The panel assembly is connected to one or more power-take-off (PTO) systems that allow the device to extract power in heave, surge, and pitch for a floating converter, or in surge for a fixed bottom converter. As a wave propagates past the device the hydrodynamic forces, which occur because of the dynamic pressure variation over the device, force the device to oscillate in its available degrees of freedom. A PTO system is connected to the device providing a force that resists the device motion, thereby extracting power contained within the propagating wave. The device supporting structure is secured to the seafloor through mooring lines and anchors, or bottom fixed foundations. The oscillating converter panel assembly is held in place by the PTO system connections and hinge bearing at the bottom.

 

One example of an actuated geometry design resembles a large "Venetian blind" (see Figure 1). The device as a rigid body extracts energy from its translational and rotational motion. Each Venetian blind element of the flap can be independently opened and closed. This provides a mechanism to control hydrodynamic forces (i.e. hydrodynamic coefficients) and additionally the natural frequency in surge, heave, and pitch. The flaps would ideally be actuated on a time-scale less than one typical wave period. This property provides several benefits:

 

·        The device can be tuned for optimal performance as each wave passes by actuating the blinds in the correct way

·        Opening the Venetian blinds reduces the hydrodynamic loads on the device, allowing it to operate in harsher sea conditions

·        Blinds can be actuated to insure PTO forces remain within PTO specifications

·        This concept allows for "feed-forward" controls that tune PTO and device parameters for maximum power extraction and or load minimization

 

Benefits

 

·        Articulated geometry allows for advanced control structures to be implemented

·        Optimized power under any given sea condition

·        Minimized fatigue

·        Adds an additional degree of freedom when considering wave-to-wave control capabilities

 

Applications and Industries

 

·        Wave energy

·        Feed-forward control

·        Wave energy conversion
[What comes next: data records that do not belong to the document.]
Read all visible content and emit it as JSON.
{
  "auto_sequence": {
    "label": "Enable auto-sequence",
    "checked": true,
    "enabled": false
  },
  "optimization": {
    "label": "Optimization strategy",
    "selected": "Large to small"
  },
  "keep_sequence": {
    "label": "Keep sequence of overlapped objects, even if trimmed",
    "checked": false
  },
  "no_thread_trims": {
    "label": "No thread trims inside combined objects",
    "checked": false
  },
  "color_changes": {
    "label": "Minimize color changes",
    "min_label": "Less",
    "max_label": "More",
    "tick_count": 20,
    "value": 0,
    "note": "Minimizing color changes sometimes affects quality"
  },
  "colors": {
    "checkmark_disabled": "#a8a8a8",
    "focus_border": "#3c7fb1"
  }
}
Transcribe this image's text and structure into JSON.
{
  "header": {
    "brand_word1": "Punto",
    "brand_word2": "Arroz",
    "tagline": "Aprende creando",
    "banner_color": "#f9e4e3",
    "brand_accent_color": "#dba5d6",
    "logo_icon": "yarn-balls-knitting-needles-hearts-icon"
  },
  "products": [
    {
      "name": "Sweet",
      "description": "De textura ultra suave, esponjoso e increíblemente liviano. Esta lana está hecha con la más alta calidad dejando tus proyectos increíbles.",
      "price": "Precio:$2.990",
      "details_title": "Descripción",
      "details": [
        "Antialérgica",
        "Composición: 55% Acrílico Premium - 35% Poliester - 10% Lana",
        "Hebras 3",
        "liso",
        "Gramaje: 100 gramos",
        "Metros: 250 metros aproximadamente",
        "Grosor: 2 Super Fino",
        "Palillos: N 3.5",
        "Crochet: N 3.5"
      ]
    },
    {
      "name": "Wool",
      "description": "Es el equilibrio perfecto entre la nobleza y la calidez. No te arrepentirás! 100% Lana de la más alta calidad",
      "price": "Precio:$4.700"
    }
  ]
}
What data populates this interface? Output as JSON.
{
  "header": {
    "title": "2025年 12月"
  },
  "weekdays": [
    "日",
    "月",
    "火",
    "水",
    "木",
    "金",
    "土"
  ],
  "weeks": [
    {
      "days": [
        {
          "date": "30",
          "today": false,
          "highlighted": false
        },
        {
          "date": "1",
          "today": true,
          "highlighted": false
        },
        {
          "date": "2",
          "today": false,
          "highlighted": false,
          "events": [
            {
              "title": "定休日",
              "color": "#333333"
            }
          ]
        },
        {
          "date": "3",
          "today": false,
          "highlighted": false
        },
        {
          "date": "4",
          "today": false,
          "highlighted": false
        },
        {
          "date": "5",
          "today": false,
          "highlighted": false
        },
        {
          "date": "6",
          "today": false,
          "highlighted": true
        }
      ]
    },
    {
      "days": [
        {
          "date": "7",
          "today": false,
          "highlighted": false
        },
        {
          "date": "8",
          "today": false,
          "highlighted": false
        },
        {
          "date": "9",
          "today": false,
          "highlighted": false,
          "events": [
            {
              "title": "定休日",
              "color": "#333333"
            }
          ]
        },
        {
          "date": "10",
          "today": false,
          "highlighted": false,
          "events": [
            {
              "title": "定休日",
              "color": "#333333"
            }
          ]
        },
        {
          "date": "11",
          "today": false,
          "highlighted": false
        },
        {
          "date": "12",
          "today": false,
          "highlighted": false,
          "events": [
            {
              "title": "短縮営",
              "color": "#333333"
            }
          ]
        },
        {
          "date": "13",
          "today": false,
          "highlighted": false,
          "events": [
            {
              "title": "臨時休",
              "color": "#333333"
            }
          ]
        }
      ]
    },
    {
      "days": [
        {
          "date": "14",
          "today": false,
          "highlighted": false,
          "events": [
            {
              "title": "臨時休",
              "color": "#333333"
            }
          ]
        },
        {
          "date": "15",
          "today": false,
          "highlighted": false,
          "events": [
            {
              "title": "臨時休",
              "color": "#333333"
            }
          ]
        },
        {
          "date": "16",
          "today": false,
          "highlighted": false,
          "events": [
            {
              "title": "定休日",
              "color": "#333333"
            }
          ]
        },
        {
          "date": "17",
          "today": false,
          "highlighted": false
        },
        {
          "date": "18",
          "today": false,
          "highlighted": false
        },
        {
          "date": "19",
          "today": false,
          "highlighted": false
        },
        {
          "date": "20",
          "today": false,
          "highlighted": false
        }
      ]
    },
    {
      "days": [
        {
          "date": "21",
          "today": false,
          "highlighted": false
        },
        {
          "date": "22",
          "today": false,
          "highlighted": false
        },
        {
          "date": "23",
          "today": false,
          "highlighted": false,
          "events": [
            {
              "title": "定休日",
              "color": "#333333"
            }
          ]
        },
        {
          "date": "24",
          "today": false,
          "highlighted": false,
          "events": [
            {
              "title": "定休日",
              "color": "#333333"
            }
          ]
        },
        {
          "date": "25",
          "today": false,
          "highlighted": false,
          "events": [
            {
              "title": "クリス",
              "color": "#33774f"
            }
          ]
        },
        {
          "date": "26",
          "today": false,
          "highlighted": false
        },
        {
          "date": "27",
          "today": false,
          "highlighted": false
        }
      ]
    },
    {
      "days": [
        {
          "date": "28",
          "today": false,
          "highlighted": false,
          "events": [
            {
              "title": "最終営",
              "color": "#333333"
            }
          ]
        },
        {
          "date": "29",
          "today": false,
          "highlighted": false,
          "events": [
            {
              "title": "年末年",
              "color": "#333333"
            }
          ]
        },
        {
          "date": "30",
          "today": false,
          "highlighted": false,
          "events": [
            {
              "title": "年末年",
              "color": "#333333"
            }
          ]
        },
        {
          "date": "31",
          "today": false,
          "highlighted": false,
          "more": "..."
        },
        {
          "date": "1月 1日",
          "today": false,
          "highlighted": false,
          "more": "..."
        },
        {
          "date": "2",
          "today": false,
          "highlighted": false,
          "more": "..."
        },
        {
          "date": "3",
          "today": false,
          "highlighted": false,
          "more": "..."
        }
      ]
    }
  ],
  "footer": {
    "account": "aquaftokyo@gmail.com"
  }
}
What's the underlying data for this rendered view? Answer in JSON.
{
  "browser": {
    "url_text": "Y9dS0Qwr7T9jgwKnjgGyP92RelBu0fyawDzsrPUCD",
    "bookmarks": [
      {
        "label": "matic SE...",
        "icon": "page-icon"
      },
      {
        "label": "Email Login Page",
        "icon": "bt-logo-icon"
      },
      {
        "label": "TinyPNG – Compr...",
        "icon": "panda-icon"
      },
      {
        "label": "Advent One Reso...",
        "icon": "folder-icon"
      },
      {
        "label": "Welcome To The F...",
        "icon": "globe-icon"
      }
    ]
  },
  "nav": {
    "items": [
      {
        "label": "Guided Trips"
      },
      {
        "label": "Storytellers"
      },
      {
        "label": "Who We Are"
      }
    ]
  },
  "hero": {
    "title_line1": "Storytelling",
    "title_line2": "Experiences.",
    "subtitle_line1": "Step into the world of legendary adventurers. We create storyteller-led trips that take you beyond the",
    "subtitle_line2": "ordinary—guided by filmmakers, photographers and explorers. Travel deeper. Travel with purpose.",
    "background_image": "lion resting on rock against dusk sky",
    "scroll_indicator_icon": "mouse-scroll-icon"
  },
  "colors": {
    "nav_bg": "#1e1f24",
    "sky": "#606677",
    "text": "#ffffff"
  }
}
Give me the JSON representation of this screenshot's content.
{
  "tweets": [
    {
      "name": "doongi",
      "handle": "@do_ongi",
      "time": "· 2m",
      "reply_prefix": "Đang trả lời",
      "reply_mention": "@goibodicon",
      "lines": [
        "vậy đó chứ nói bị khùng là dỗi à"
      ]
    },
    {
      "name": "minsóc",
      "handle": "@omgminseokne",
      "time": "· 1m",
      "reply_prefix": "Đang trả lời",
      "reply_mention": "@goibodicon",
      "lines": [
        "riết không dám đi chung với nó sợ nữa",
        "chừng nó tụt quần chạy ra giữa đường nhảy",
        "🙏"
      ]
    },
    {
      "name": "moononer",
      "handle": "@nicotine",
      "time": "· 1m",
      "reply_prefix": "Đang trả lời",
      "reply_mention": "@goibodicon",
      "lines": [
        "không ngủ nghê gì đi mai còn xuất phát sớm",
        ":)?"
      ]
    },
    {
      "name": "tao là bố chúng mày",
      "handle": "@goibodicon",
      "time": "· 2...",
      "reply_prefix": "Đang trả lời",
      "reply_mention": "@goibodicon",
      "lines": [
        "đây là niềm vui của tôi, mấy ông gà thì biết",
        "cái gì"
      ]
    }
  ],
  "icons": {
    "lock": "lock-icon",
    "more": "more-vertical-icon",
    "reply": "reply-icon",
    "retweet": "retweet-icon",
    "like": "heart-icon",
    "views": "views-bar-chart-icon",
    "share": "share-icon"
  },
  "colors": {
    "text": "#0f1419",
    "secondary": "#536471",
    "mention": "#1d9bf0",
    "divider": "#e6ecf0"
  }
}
·        Actuated geometry

 

Technology Status
Technology IDDevelopment StageAvailabilityPublishedLast Updated
NREL ROI 15-58ProposedAvailable12/29/201512/29/2015

Contact NREL About This Technology

To: Erin Beaumont<erin.beaumont@nrel.gov>